### EXERCISE AIM:
From the entries below, copy every line that holds the word "NDVI".

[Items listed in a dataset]

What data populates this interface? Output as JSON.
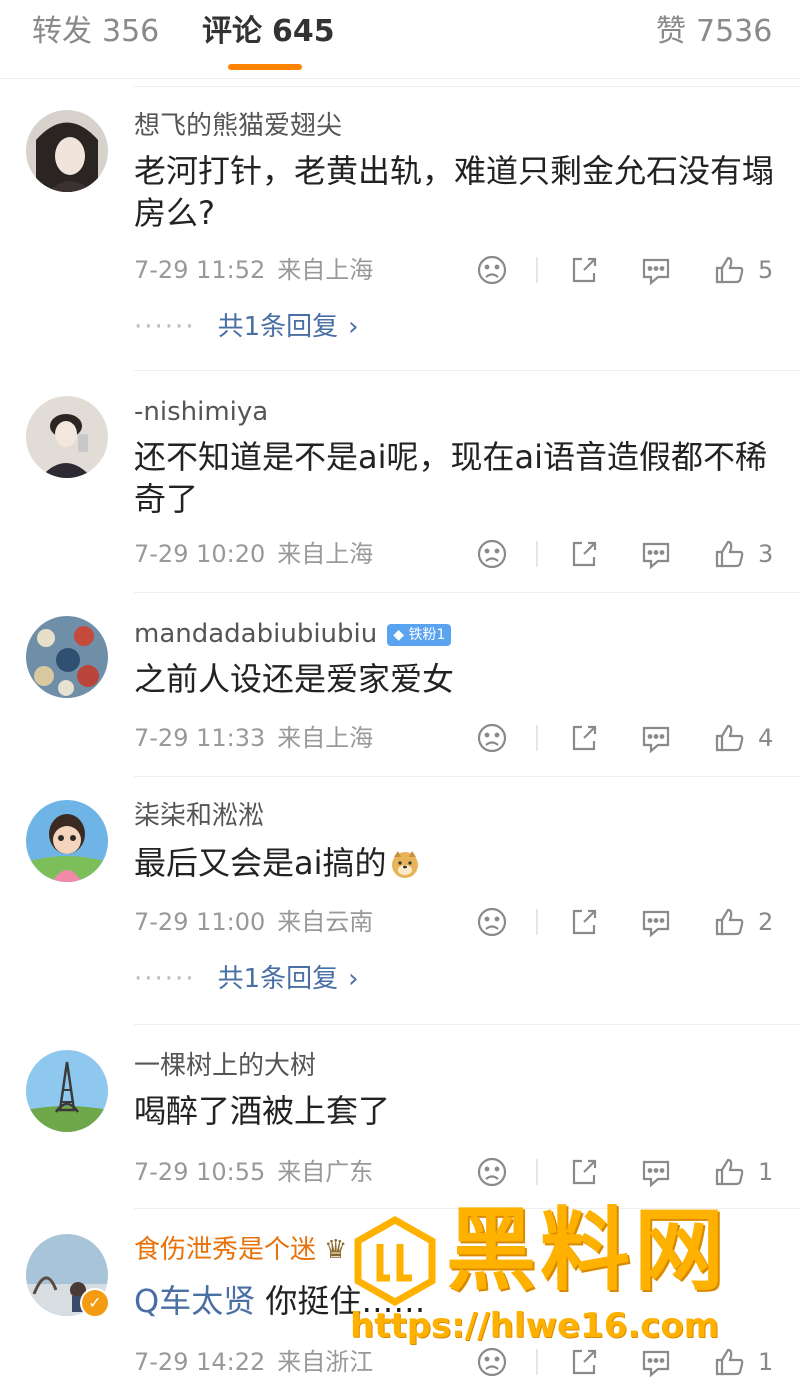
{
  "tabs": {
    "repost": {
      "label": "转发",
      "count": "356"
    },
    "comment": {
      "label": "评论",
      "count": "645"
    },
    "like": {
      "label": "赞",
      "count": "7536"
    }
  },
  "comments": [
    {
      "username": "想飞的熊猫爱翅尖",
      "content": "老河打针，老黄出轨，难道只剩金允石没有塌房么?",
      "time": "7-29 11:52",
      "location": "来自上海",
      "likes": "5",
      "reply_text": "共1条回复"
    },
    {
      "username": "-nishimiya",
      "content": "还不知道是不是ai呢，现在ai语音造假都不稀奇了",
      "time": "7-29 10:20",
      "location": "来自上海",
      "likes": "3"
    },
    {
      "username": "mandadabiubiubiu",
      "badge": "铁粉1",
      "content": "之前人设还是爱家爱女",
      "time": "7-29 11:33",
      "location": "来自上海",
      "likes": "4"
    },
    {
      "username": "柒柒和淞淞",
      "content": "最后又会是ai搞的",
      "time": "7-29 11:00",
      "location": "来自云南",
      "likes": "2",
      "reply_text": "共1条回复"
    },
    {
      "username": "一棵树上的大树",
      "content": "喝醉了酒被上套了",
      "time": "7-29 10:55",
      "location": "来自广东",
      "likes": "1"
    },
    {
      "username": "食伤泄秀是个迷",
      "mention": "Q车太贤",
      "content": "你挺住……",
      "time": "7-29 14:22",
      "location": "来自浙江",
      "likes": "1"
    }
  ],
  "watermark": {
    "title": "黑料网",
    "url": "https://hlwe16.com"
  },
  "colors": {
    "accent": "#ff8200",
    "link": "#4a6fa5",
    "muted": "#999999",
    "watermark": "#ffb100"
  },
  "icons": {
    "dislike": "frown-face-icon",
    "share": "share-icon",
    "comment": "comment-bubble-icon",
    "like": "thumbs-up-icon"
  }
}
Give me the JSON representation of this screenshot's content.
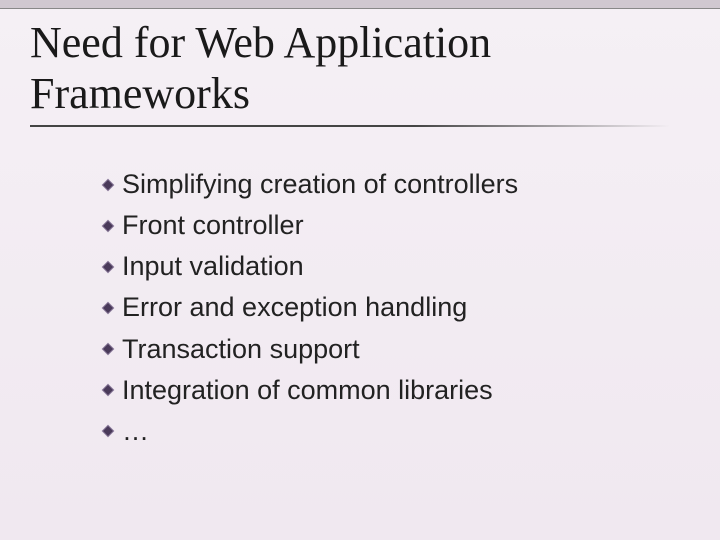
{
  "title_line1": "Need for Web Application",
  "title_line2": "Frameworks",
  "bullets": [
    "Simplifying creation of controllers",
    "Front controller",
    "Input validation",
    "Error and exception handling",
    "Transaction support",
    "Integration of common libraries",
    "…"
  ]
}
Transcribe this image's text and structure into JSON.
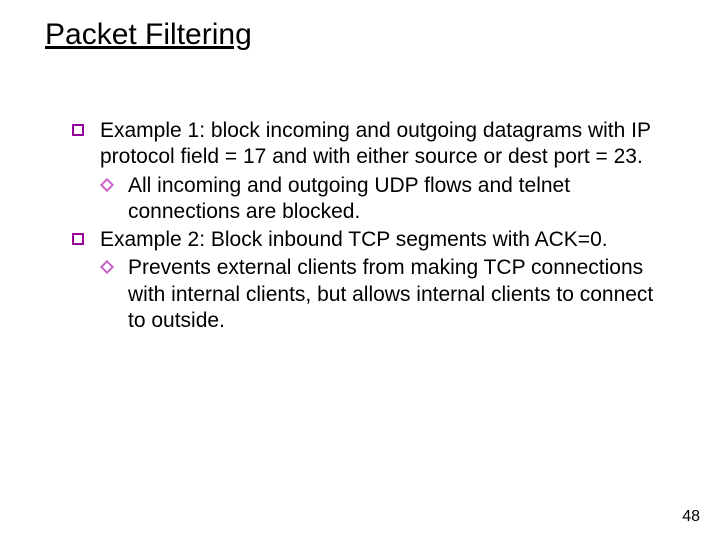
{
  "title": "Packet Filtering",
  "bullets": {
    "b1": "Example 1: block incoming and outgoing datagrams with IP protocol field = 17 and with either source or dest port = 23.",
    "b1s1": "All incoming and outgoing UDP flows and telnet connections are blocked.",
    "b2": "Example 2: Block inbound TCP segments with ACK=0.",
    "b2s1": "Prevents external clients from making TCP connections with internal clients, but allows internal clients to connect to outside."
  },
  "page_number": "48"
}
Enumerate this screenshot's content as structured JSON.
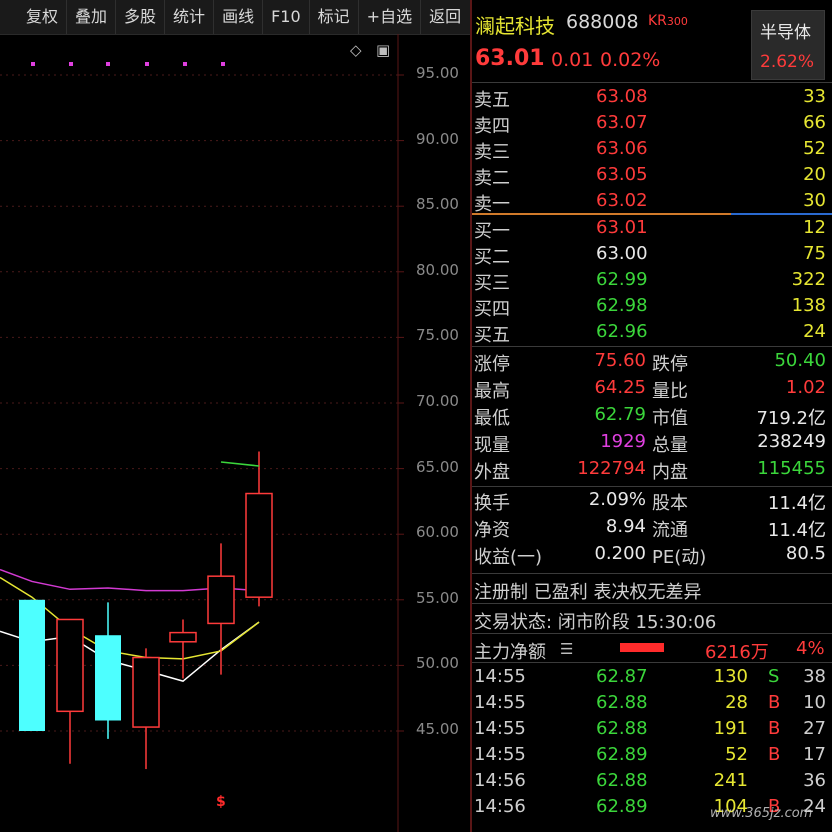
{
  "toolbar": {
    "items": [
      "复权",
      "叠加",
      "多股",
      "统计",
      "画线",
      "F10",
      "标记",
      "+自选",
      "返回"
    ]
  },
  "chart": {
    "price_labels": [
      "95.00",
      "90.00",
      "85.00",
      "80.00",
      "75.00",
      "70.00",
      "65.00",
      "60.00",
      "55.00",
      "50.00",
      "45.00"
    ],
    "candles": [
      {
        "open": 55,
        "close": 45,
        "high": 55,
        "low": 45,
        "color": "cyan"
      },
      {
        "open": 46.5,
        "close": 53.5,
        "high": 53.5,
        "low": 42.5,
        "color": "red"
      },
      {
        "open": 52.3,
        "close": 45.8,
        "high": 54.8,
        "low": 44.4,
        "color": "cyan"
      },
      {
        "open": 45.3,
        "close": 50.6,
        "high": 51.3,
        "low": 42.1,
        "color": "red"
      },
      {
        "open": 51.8,
        "close": 52.5,
        "high": 53.5,
        "low": 49.0,
        "color": "red"
      },
      {
        "open": 53.2,
        "close": 56.8,
        "high": 59.3,
        "low": 49.3,
        "color": "red"
      },
      {
        "open": 55.2,
        "close": 63.1,
        "high": 66.3,
        "low": 54.5,
        "color": "red"
      }
    ],
    "markers": [
      "$"
    ],
    "colors": {
      "up": "#ff3b3b",
      "down": "#4dffff",
      "ma1": "#ffffff",
      "ma2": "#e6e632",
      "ma3": "#d23ad2"
    }
  },
  "stock": {
    "name": "澜起科技",
    "code": "688008",
    "tag": "KR",
    "tag_num": "300",
    "price": "63.01",
    "change": "0.01",
    "change_pct": "0.02%",
    "sector": "半导体",
    "sector_pct": "2.62%"
  },
  "order_book": {
    "sell": [
      {
        "label": "卖五",
        "price": "63.08",
        "vol": "33"
      },
      {
        "label": "卖四",
        "price": "63.07",
        "vol": "66"
      },
      {
        "label": "卖三",
        "price": "63.06",
        "vol": "52"
      },
      {
        "label": "卖二",
        "price": "63.05",
        "vol": "20"
      },
      {
        "label": "卖一",
        "price": "63.02",
        "vol": "30"
      }
    ],
    "buy": [
      {
        "label": "买一",
        "price": "63.01",
        "vol": "12"
      },
      {
        "label": "买二",
        "price": "63.00",
        "vol": "75"
      },
      {
        "label": "买三",
        "price": "62.99",
        "vol": "322"
      },
      {
        "label": "买四",
        "price": "62.98",
        "vol": "138"
      },
      {
        "label": "买五",
        "price": "62.96",
        "vol": "24"
      }
    ]
  },
  "stats": {
    "limit_up_label": "涨停",
    "limit_up": "75.60",
    "limit_down_label": "跌停",
    "limit_down": "50.40",
    "high_label": "最高",
    "high": "64.25",
    "vol_ratio_label": "量比",
    "vol_ratio": "1.02",
    "low_label": "最低",
    "low": "62.79",
    "mktcap_label": "市值",
    "mktcap": "719.2亿",
    "curvol_label": "现量",
    "curvol": "1929",
    "totvol_label": "总量",
    "totvol": "238249",
    "outer_label": "外盘",
    "outer": "122794",
    "inner_label": "内盘",
    "inner": "115455",
    "turnover_label": "换手",
    "turnover": "2.09%",
    "capital_label": "股本",
    "capital": "11.4亿",
    "nav_label": "净资",
    "nav": "8.94",
    "float_label": "流通",
    "float": "11.4亿",
    "eps_label": "收益(一)",
    "eps": "0.200",
    "pe_label": "PE(动)",
    "pe": "80.5"
  },
  "info": {
    "registration": "注册制 已盈利 表决权无差异",
    "trade_status": "交易状态: 闭市阶段 15:30:06",
    "main_flow_label": "主力净额",
    "main_flow_value": "6216万",
    "main_flow_pct": "4%"
  },
  "ticks": [
    {
      "time": "14:55",
      "price": "62.87",
      "vol": "130",
      "side": "S",
      "count": "38"
    },
    {
      "time": "14:55",
      "price": "62.88",
      "vol": "28",
      "side": "B",
      "count": "10"
    },
    {
      "time": "14:55",
      "price": "62.88",
      "vol": "191",
      "side": "B",
      "count": "27"
    },
    {
      "time": "14:55",
      "price": "62.89",
      "vol": "52",
      "side": "B",
      "count": "17"
    },
    {
      "time": "14:56",
      "price": "62.88",
      "vol": "241",
      "side": "",
      "count": "36"
    },
    {
      "time": "14:56",
      "price": "62.89",
      "vol": "104",
      "side": "B",
      "count": "24"
    }
  ],
  "watermark": "www.365jz.com"
}
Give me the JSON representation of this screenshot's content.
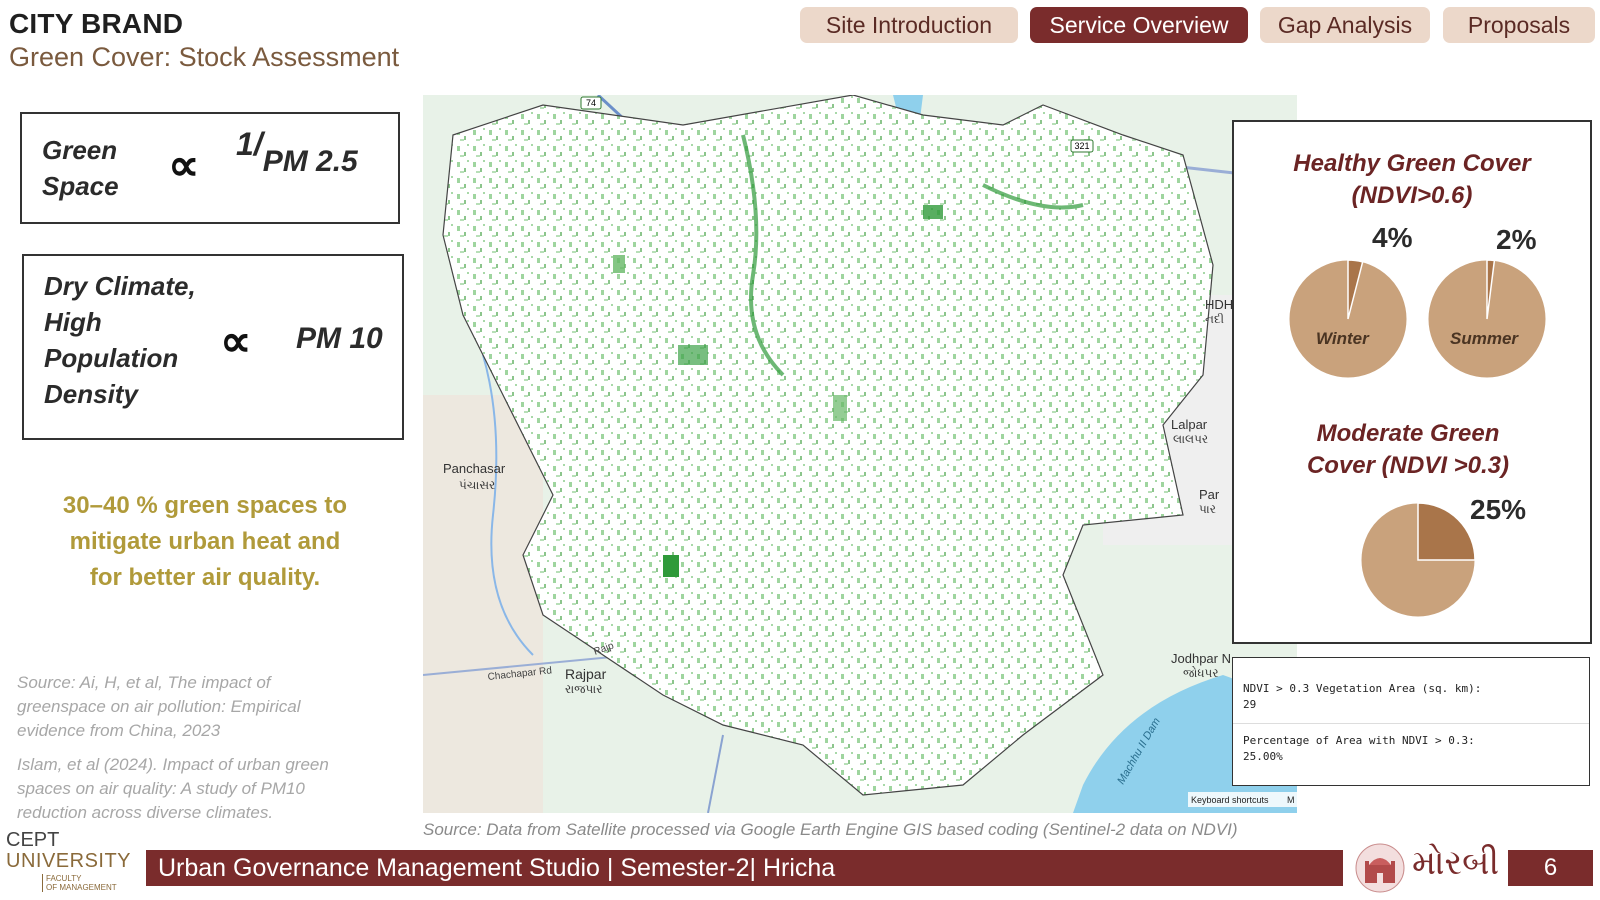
{
  "header": {
    "brand": "CITY BRAND",
    "subtitle": "Green Cover: Stock Assessment",
    "tabs": [
      {
        "label": "Site Introduction",
        "active": false
      },
      {
        "label": "Service Overview",
        "active": true
      },
      {
        "label": "Gap Analysis",
        "active": false
      },
      {
        "label": "Proposals",
        "active": false
      }
    ]
  },
  "left": {
    "box1": {
      "line1": "Green",
      "line2": "Space",
      "symbol": "∝",
      "numerator": "1/",
      "denominator": "PM 2.5"
    },
    "box2": {
      "line1": "Dry Climate,",
      "line2": "High",
      "line3": "Population",
      "line4": "Density",
      "symbol": "∝",
      "rhs": "PM 10"
    },
    "note": [
      "30–40 % green spaces to",
      "mitigate urban heat and",
      "for better air quality."
    ],
    "sources": [
      [
        "Source: Ai, H, et al, The impact of",
        "greenspace on air pollution: Empirical",
        "evidence from China, 2023"
      ],
      [
        "Islam, et al (2024). Impact of urban green",
        "spaces on air quality: A study of PM10",
        "reduction across diverse climates."
      ]
    ]
  },
  "map": {
    "labels": {
      "panchasar": "Panchasar",
      "panchasar_gu": "પંચાસર",
      "rajpar": "Rajpar",
      "rajpar_gu": "રાજપાર",
      "chachapar": "Chachapar Rd",
      "raj": "Rajp",
      "lalpar": "Lalpar",
      "lalpar_gu": "લાલપર",
      "jodhpar": "Jodhpar N",
      "jodhpar_gu": "જોધપર",
      "par": "Par",
      "par_gu": "પાર",
      "hdh": "HDH",
      "hdh_gu": "નદી",
      "dam": "Machhu II Dam",
      "hwy74": "74",
      "hwy321": "321",
      "shortcuts": "Keyboard shortcuts",
      "m": "M"
    },
    "source": "Source: Data from Satellite processed via Google Earth Engine GIS based coding (Sentinel-2 data on NDVI)"
  },
  "panel": {
    "healthy_title": [
      "Healthy Green Cover",
      "(NDVI>0.6)"
    ],
    "winter": {
      "label": "Winter",
      "percent_text": "4%",
      "value": 4
    },
    "summer": {
      "label": "Summer",
      "percent_text": "2%",
      "value": 2
    },
    "moderate_title": [
      "Moderate Green",
      "Cover (NDVI >0.3)"
    ],
    "moderate": {
      "percent_text": "25%",
      "value": 25
    },
    "colors": {
      "pie_base": "#c9a27c",
      "pie_slice": "#a9754a"
    }
  },
  "code": {
    "line1": "NDVI > 0.3 Vegetation Area (sq. km):",
    "line2": "29",
    "line3": "Percentage of Area with NDVI > 0.3:",
    "line4": "25.00%"
  },
  "footer": {
    "university_line1": "CEPT",
    "university_line2": "UNIVERSITY",
    "faculty_line1": "FACULTY",
    "faculty_line2": "OF MANAGEMENT",
    "studio": "Urban Governance Management Studio | Semester-2| Hricha",
    "city_gu": "મોરબી",
    "page": "6"
  }
}
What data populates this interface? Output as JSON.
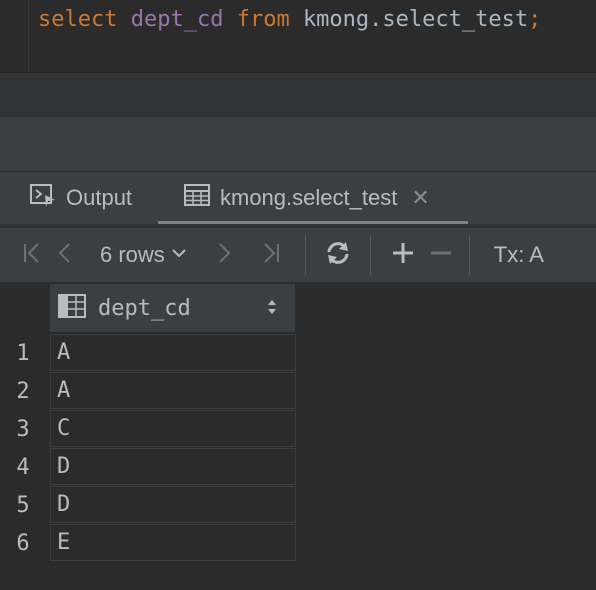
{
  "editor": {
    "kw_select": "select",
    "column": "dept_cd",
    "kw_from": "from",
    "table": "kmong.select_test",
    "semicolon": ";"
  },
  "tabs": [
    {
      "label": "Output",
      "icon": "console-icon"
    },
    {
      "label": "kmong.select_test",
      "icon": "table-icon",
      "active": true
    }
  ],
  "toolbar": {
    "rows_label": "6 rows",
    "tx_label": "Tx: A"
  },
  "grid": {
    "columns": [
      "dept_cd"
    ],
    "rows": [
      {
        "num": "1",
        "dept_cd": "A"
      },
      {
        "num": "2",
        "dept_cd": "A"
      },
      {
        "num": "3",
        "dept_cd": "C"
      },
      {
        "num": "4",
        "dept_cd": "D"
      },
      {
        "num": "5",
        "dept_cd": "D"
      },
      {
        "num": "6",
        "dept_cd": "E"
      }
    ]
  }
}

### PROBLEM SOLUTION:
    "source": "Source: Data from Satellite processed via Google Earth Engine GIS based coding (Sentinel-2 data on NDVI)"
      "(NDVI>0.6)"
      "Cover (NDVI >0.3)"
    "line1": "NDVI > 0.3 Vegetation Area (sq. km):",
    "line3": "Percentage of Area with NDVI > 0.3:",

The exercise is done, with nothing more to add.